** Prompt **
Would you print the records below without changing anything?

** Task data **
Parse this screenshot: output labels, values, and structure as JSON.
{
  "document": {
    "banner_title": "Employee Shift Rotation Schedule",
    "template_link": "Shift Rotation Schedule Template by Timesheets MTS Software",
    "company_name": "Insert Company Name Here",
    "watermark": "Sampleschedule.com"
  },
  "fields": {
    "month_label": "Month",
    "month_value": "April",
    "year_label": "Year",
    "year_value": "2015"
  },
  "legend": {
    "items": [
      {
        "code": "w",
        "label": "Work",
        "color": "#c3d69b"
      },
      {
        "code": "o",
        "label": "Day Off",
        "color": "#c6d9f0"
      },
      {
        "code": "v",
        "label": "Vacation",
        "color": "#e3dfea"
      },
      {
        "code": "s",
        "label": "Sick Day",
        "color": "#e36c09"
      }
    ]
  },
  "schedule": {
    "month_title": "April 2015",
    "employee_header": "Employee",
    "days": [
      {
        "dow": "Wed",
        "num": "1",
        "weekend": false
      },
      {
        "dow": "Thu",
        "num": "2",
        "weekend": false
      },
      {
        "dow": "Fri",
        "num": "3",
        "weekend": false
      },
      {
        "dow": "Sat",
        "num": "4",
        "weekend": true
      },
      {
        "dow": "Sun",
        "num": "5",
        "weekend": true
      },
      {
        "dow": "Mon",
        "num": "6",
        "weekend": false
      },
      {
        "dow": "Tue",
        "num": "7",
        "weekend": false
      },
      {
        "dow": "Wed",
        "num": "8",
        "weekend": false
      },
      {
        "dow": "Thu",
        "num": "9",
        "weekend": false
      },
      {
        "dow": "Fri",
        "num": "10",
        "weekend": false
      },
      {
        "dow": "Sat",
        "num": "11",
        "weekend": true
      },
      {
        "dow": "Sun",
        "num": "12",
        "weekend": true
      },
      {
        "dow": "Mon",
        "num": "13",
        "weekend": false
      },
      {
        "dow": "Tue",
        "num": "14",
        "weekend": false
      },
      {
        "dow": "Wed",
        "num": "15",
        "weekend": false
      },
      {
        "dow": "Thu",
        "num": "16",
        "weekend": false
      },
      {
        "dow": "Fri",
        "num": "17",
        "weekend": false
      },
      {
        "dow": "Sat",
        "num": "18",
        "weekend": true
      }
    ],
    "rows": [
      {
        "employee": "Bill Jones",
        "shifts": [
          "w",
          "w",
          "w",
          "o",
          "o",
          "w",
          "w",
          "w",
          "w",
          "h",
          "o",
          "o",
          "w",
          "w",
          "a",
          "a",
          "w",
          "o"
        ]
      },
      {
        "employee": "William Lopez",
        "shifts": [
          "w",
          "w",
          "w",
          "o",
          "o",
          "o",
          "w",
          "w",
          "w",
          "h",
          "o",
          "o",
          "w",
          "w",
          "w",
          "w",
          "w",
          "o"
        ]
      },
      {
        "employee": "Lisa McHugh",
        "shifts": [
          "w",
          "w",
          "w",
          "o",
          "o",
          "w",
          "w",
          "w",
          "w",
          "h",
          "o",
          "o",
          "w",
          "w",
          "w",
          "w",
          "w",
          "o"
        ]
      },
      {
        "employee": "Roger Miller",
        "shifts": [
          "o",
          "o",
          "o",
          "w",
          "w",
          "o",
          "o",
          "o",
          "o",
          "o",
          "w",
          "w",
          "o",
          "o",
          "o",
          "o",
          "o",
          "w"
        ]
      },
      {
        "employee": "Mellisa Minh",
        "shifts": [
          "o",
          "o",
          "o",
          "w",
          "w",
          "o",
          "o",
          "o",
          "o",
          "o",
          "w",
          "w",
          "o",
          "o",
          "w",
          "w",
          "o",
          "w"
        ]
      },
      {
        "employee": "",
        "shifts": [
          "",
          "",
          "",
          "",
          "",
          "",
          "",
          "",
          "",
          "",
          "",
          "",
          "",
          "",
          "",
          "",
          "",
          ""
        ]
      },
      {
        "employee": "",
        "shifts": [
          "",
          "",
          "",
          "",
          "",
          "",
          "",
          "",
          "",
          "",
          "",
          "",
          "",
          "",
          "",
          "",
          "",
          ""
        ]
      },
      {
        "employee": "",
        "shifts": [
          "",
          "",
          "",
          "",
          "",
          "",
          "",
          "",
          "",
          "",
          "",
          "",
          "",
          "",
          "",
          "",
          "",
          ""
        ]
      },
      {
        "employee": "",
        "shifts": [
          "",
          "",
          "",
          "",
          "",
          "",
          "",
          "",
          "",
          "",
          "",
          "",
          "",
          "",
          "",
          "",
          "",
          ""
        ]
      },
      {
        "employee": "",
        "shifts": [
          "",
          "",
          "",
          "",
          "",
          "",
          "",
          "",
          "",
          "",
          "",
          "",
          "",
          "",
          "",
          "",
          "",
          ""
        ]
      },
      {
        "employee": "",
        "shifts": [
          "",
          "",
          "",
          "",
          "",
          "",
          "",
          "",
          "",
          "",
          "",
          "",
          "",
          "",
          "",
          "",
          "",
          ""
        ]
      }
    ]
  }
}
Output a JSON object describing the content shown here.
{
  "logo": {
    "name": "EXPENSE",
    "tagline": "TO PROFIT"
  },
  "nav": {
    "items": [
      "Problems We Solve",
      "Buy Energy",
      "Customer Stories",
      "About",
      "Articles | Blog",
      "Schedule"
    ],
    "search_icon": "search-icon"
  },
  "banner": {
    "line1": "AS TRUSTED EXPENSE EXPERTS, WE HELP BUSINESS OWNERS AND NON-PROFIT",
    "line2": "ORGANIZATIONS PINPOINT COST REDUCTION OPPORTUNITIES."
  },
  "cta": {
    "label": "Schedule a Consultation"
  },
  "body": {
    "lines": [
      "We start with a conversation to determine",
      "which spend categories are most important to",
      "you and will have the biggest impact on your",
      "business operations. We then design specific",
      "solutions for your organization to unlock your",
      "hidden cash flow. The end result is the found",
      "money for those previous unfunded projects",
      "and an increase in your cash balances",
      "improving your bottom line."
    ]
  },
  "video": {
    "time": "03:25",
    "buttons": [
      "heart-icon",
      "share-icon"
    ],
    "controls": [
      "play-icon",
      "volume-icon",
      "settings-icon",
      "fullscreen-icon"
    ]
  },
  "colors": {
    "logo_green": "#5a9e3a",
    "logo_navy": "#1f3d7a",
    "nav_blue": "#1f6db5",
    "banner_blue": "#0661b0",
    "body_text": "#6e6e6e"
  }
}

** Completed exercise **
Parse this screenshot: output labels, values, and structure as JSON.
{
  "document": {
    "banner_title": "Employee Shift Rotation Schedule",
    "template_link": "Shift Rotation Schedule Template by Timesheets MTS Software",
    "company_name": "Insert Company Name Here",
    "watermark": "Sampleschedule.com"
  },
  "fields": {
    "month_label": "Month",
    "month_value": "April",
    "year_label": "Year",
    "year_value": "2015"
  },
  "legend": {
    "items": [
      {
        "code": "w",
        "label": "Work",
        "color": "#c3d69b"
      },
      {
        "code": "o",
        "label": "Day Off",
        "color": "#c6d9f0"
      },
      {
        "code": "v",
        "label": "Vacation",
        "color": "#e3dfea"
      },
      {
        "code": "s",
        "label": "Sick Day",
        "color": "#e36c09"
      }
    ]
  },
  "schedule": {
    "month_title": "April 2015",
    "employee_header": "Employee",
    "days": [
      {
        "dow": "Wed",
        "num": "1",
        "weekend": false
      },
      {
        "dow": "Thu",
        "num": "2",
        "weekend": false
      },
      {
        "dow": "Fri",
        "num": "3",
        "weekend": false
      },
      {
        "dow": "Sat",
        "num": "4",
        "weekend": true
      },
      {
        "dow": "Sun",
        "num": "5",
        "weekend": true
      },
      {
        "dow": "Mon",
        "num": "6",
        "weekend": false
      },
      {
        "dow": "Tue",
        "num": "7",
        "weekend": false
      },
      {
        "dow": "Wed",
        "num": "8",
        "weekend": false
      },
      {
        "dow": "Thu",
        "num": "9",
        "weekend": false
      },
      {
        "dow": "Fri",
        "num": "10",
        "weekend": false
      },
      {
        "dow": "Sat",
        "num": "11",
        "weekend": true
      },
      {
        "dow": "Sun",
        "num": "12",
        "weekend": true
      },
      {
        "dow": "Mon",
        "num": "13",
        "weekend": false
      },
      {
        "dow": "Tue",
        "num": "14",
        "weekend": false
      },
      {
        "dow": "Wed",
        "num": "15",
        "weekend": false
      },
      {
        "dow": "Thu",
        "num": "16",
        "weekend": false
      },
      {
        "dow": "Fri",
        "num": "17",
        "weekend": false
      },
      {
        "dow": "Sat",
        "num": "18",
        "weekend": true
      }
    ],
    "rows": [
      {
        "employee": "Bill Jones",
        "shifts": [
          "w",
          "w",
          "w",
          "o",
          "o",
          "w",
          "w",
          "w",
          "w",
          "h",
          "o",
          "o",
          "w",
          "w",
          "a",
          "a",
          "w",
          "o"
        ]
      },
      {
        "employee": "William Lopez",
        "shifts": [
          "w",
          "w",
          "w",
          "o",
          "o",
          "o",
          "w",
          "w",
          "w",
          "h",
          "o",
          "o",
          "w",
          "w",
          "w",
          "w",
          "w",
          "o"
        ]
      },
      {
        "employee": "Lisa McHugh",
        "shifts": [
          "w",
          "w",
          "w",
          "o",
          "o",
          "w",
          "w",
          "w",
          "w",
          "h",
          "o",
          "o",
          "w",
          "w",
          "w",
          "w",
          "w",
          "o"
        ]
      },
      {
        "employee": "Roger Miller",
        "shifts": [
          "o",
          "o",
          "o",
          "w",
          "w",
          "o",
          "o",
          "o",
          "o",
          "o",
          "w",
          "w",
          "o",
          "o",
          "o",
          "o",
          "o",
          "w"
        ]
      },
      {
        "employee": "Mellisa Minh",
        "shifts": [
          "o",
          "o",
          "o",
          "w",
          "w",
          "o",
          "o",
          "o",
          "o",
          "o",
          "w",
          "w",
          "o",
          "o",
          "w",
          "w",
          "o",
          "w"
        ]
      },
      {
        "employee": "",
        "shifts": [
          "",
          "",
          "",
          "",
          "",
          "",
          "",
          "",
          "",
          "",
          "",
          "",
          "",
          "",
          "",
          "",
          "",
          ""
        ]
      },
      {
        "employee": "",
        "shifts": [
          "",
          "",
          "",
          "",
          "",
          "",
          "",
          "",
          "",
          "",
          "",
          "",
          "",
          "",
          "",
          "",
          "",
          ""
        ]
      },
      {
        "employee": "",
        "shifts": [
          "",
          "",
          "",
          "",
          "",
          "",
          "",
          "",
          "",
          "",
          "",
          "",
          "",
          "",
          "",
          "",
          "",
          ""
        ]
      },
      {
        "employee": "",
        "shifts": [
          "",
          "",
          "",
          "",
          "",
          "",
          "",
          "",
          "",
          "",
          "",
          "",
          "",
          "",
          "",
          "",
          "",
          ""
        ]
      },
      {
        "employee": "",
        "shifts": [
          "",
          "",
          "",
          "",
          "",
          "",
          "",
          "",
          "",
          "",
          "",
          "",
          "",
          "",
          "",
          "",
          "",
          ""
        ]
      },
      {
        "employee": "",
        "shifts": [
          "",
          "",
          "",
          "",
          "",
          "",
          "",
          "",
          "",
          "",
          "",
          "",
          "",
          "",
          "",
          "",
          "",
          ""
        ]
      }
    ]
  }
}
Output a JSON object describing the content shown here.
{
  "logo": {
    "name": "EXPENSE",
    "tagline": "TO PROFIT"
  },
  "nav": {
    "items": [
      "Problems We Solve",
      "Buy Energy",
      "Customer Stories",
      "About",
      "Articles | Blog",
      "Schedule"
    ],
    "search_icon": "search-icon"
  },
  "banner": {
    "line1": "AS TRUSTED EXPENSE EXPERTS, WE HELP BUSINESS OWNERS AND NON-PROFIT",
    "line2": "ORGANIZATIONS PINPOINT COST REDUCTION OPPORTUNITIES."
  },
  "cta": {
    "label": "Schedule a Consultation"
  },
  "body": {
    "lines": [
      "We start with a conversation to determine",
      "which spend categories are most important to",
      "you and will have the biggest impact on your",
      "business operations. We then design specific",
      "solutions for your organization to unlock your",
      "hidden cash flow. The end result is the found",
      "money for those previous unfunded projects",
      "and an increase in your cash balances",
      "improving your bottom line."
    ]
  },
  "video": {
    "time": "03:25",
    "buttons": [
      "heart-icon",
      "share-icon"
    ],
    "controls": [
      "play-icon",
      "volume-icon",
      "settings-icon",
      "fullscreen-icon"
    ]
  },
  "colors": {
    "logo_green": "#5a9e3a",
    "logo_navy": "#1f3d7a",
    "nav_blue": "#1f6db5",
    "banner_blue": "#0661b0",
    "body_text": "#6e6e6e"
  }
}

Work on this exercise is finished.